The large organisation of today is increasingly reliant on technology and the IT teams that support it; banks are often considered to be large IT platforms which enable banking services.
Even engineering and product organisations see their IT as being mission critical; production lines would shut down, distribution would suffer, CRM and marketing would be impacted.
Unfortunately the CIO role across many industries has not kept pace with the changing expectations of the partnership role that it needs to play at the executive level.
Business people are going straight to the market for new software, starting their own innovative partnerships and bypassing the CIO to get the IT game-changers they need to transform themselves.
CIOs need to run the IT assets but they also need to be the go-to people in an organisation when change and transformation can be enabled with technology.
Often this touches on self-disruption and new ways of working that can be uncomfortable and which require leadership to set vision and direction that keeps the proverbial plane flying while one of the main engines is replaced.
The technology and skills do exist, but it takes leadership to orchestrate the programmes and plans that actually deliver the value in partnership with business who ultimately own the outcome.
Read: “Creating connections”
The entrepreneurial and empowering culture at FNB is conducive to this approach, you can give people a job and trust them to get on with it.
It’s also important to work out what’s next, and part of that is creating an environment in which people can experiment and fail without breaking anything.

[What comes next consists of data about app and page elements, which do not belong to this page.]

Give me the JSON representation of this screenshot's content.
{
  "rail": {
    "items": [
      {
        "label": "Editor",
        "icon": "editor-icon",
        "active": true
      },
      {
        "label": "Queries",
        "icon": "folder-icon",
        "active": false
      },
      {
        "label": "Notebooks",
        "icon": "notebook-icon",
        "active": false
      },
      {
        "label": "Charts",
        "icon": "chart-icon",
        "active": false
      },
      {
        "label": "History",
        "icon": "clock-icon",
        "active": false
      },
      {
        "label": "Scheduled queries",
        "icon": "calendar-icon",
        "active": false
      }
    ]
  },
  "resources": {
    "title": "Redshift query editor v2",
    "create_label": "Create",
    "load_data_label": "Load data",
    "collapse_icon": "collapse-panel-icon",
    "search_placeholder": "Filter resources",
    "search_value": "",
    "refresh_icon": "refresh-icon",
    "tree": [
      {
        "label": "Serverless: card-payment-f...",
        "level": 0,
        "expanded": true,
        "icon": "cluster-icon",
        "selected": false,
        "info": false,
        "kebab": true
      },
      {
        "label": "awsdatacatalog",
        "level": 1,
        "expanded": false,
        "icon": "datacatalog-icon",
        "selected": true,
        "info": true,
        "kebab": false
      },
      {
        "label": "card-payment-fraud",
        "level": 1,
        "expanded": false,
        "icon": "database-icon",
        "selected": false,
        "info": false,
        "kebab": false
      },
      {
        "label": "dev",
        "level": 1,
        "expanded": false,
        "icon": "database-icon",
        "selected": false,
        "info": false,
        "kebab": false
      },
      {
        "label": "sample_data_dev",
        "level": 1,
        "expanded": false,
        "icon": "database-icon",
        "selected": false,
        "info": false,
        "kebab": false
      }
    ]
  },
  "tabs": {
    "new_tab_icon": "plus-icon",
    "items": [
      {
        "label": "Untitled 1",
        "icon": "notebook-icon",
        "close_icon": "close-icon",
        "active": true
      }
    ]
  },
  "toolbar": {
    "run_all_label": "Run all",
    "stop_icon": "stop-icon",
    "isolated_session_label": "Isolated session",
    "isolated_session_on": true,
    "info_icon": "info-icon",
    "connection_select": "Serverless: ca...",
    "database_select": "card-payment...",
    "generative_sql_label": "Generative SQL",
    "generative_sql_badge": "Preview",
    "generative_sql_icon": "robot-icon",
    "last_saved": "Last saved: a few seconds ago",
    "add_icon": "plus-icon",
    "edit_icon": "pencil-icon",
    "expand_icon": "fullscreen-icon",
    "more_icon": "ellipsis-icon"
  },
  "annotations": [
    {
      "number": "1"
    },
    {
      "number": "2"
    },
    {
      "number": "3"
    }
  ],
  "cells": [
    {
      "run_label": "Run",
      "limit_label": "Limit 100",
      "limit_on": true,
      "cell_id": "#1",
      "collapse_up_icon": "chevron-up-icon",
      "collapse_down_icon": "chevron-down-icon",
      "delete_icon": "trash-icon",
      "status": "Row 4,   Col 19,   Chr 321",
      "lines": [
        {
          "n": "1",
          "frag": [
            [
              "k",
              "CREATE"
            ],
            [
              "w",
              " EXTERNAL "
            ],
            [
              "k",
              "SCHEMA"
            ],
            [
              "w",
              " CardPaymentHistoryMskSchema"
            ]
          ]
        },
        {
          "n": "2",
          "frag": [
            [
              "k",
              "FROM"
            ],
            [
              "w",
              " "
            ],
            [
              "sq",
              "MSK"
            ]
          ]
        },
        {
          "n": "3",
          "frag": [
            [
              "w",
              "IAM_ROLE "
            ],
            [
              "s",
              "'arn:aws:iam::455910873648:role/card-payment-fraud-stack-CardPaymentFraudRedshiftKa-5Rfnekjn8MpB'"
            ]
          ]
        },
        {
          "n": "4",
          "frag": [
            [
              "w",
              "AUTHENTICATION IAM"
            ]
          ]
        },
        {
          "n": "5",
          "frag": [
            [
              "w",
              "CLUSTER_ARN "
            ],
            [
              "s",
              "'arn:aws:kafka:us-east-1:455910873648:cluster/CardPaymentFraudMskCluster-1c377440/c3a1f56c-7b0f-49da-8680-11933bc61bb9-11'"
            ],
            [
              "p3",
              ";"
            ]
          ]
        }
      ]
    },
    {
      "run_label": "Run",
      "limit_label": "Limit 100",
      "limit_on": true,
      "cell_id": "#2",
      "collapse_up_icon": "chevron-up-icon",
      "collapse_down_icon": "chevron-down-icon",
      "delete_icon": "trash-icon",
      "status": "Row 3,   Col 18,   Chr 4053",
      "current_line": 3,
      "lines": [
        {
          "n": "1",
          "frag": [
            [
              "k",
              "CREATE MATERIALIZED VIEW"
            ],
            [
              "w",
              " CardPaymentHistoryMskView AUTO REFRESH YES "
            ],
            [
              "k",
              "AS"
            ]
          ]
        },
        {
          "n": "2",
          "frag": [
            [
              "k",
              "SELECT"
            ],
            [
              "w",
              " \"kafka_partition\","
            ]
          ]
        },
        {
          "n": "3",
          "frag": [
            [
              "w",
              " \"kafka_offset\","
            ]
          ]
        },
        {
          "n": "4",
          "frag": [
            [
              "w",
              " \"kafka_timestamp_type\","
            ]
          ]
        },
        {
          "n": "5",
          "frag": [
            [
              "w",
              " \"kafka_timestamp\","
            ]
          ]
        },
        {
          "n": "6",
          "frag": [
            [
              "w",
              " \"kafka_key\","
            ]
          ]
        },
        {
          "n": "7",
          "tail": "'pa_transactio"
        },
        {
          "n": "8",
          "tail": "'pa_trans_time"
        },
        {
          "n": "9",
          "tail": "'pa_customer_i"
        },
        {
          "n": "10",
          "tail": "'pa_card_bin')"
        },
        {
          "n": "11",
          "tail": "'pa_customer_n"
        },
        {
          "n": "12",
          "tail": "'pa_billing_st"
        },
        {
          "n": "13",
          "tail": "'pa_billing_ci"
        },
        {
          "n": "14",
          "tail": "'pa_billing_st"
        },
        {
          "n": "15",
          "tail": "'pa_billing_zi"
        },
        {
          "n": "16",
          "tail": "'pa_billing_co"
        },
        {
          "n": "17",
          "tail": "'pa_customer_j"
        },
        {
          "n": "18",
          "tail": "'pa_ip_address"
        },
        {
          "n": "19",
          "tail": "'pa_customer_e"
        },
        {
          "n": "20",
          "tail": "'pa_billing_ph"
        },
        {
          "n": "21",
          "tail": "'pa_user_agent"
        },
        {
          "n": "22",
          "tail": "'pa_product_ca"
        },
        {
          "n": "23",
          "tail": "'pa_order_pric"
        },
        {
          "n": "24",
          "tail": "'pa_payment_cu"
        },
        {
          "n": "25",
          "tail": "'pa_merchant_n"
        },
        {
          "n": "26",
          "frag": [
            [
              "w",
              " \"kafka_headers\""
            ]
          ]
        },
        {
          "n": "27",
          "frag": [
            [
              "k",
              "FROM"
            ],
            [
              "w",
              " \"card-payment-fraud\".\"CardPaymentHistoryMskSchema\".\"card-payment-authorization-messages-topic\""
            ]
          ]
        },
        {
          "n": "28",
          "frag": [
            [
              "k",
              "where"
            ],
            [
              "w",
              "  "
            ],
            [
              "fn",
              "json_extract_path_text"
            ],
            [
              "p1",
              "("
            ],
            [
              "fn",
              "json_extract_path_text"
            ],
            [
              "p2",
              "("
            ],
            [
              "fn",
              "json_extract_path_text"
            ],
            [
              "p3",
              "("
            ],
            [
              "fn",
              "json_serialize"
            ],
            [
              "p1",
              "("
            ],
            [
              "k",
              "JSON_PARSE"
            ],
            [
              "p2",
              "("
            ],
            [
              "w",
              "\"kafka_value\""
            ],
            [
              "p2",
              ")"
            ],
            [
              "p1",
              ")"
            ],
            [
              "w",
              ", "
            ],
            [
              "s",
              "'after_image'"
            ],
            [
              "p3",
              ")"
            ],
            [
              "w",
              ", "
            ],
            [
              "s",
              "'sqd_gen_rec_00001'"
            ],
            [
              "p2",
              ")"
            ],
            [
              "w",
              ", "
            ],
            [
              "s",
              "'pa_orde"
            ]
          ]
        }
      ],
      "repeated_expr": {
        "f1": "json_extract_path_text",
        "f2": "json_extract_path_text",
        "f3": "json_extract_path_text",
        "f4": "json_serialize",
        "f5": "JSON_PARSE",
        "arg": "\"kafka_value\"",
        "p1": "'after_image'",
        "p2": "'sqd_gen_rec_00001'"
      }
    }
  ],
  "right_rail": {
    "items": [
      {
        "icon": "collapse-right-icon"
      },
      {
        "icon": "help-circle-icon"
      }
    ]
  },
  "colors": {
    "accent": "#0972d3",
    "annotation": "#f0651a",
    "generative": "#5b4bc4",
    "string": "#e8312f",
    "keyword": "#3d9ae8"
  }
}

In FNB Business we have built a new banking sales platform which makes use of the latest technology and offers straight through processing all the way from front-end client experience to our core transactional systems.
A new business account can be opened seamlessly, the customer will even get an SMS with their new account number within minutes.
Combining a stable transactional core with an innovative front end for client experience is a common objective for large organisations.
The so-called 2-speed IT architecture enables four capabilities according to McKinsey; speed to market, multi-channel client experience, advanced analytics and automation.
The CIO must influence the IT resources and teams to think in this way, as well as experiment and adapt to fast changing business requirements.
The new Agile and DevOps ways of delivering projects and providing application support is evidence of such evolution in the industry.
Leadership is all about influence; moving people’s mindset to a new but common objective that lifts everyone and delivers measurable value.
There will always be hype and excitement about the future and what it will look like – it’s only the leaders with sufficient influence that can take a team or an organisation successfully on the journey.
The CIO is the custodian of an organisation’s IT assets, but the people who run them and own them require leadership to be effective; a dual role that challenges today’s CIO to move from information to influence.